DATA SHOWN>
#####
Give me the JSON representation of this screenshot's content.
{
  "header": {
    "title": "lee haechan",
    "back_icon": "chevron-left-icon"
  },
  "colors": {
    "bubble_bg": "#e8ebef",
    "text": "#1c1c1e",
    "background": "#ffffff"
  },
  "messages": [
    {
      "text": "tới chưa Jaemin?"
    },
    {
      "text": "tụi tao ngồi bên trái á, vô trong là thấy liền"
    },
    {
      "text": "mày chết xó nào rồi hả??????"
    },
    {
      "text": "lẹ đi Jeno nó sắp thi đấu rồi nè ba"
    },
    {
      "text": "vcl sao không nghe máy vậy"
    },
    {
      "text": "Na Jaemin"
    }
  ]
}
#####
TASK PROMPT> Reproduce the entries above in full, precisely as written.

RESPONSE AREA>
Give me the JSON representation of this screenshot's content.
{
  "header": {
    "title": "lee haechan",
    "back_icon": "chevron-left-icon"
  },
  "colors": {
    "bubble_bg": "#e8ebef",
    "text": "#1c1c1e",
    "background": "#ffffff"
  },
  "messages": [
    {
      "text": "tới chưa Jaemin?"
    },
    {
      "text": "tụi tao ngồi bên trái á, vô trong là thấy liền"
    },
    {
      "text": "mày chết xó nào rồi hả??????"
    },
    {
      "text": "lẹ đi Jeno nó sắp thi đấu rồi nè ba"
    },
    {
      "text": "vcl sao không nghe máy vậy"
    },
    {
      "text": "Na Jaemin"
    }
  ]
}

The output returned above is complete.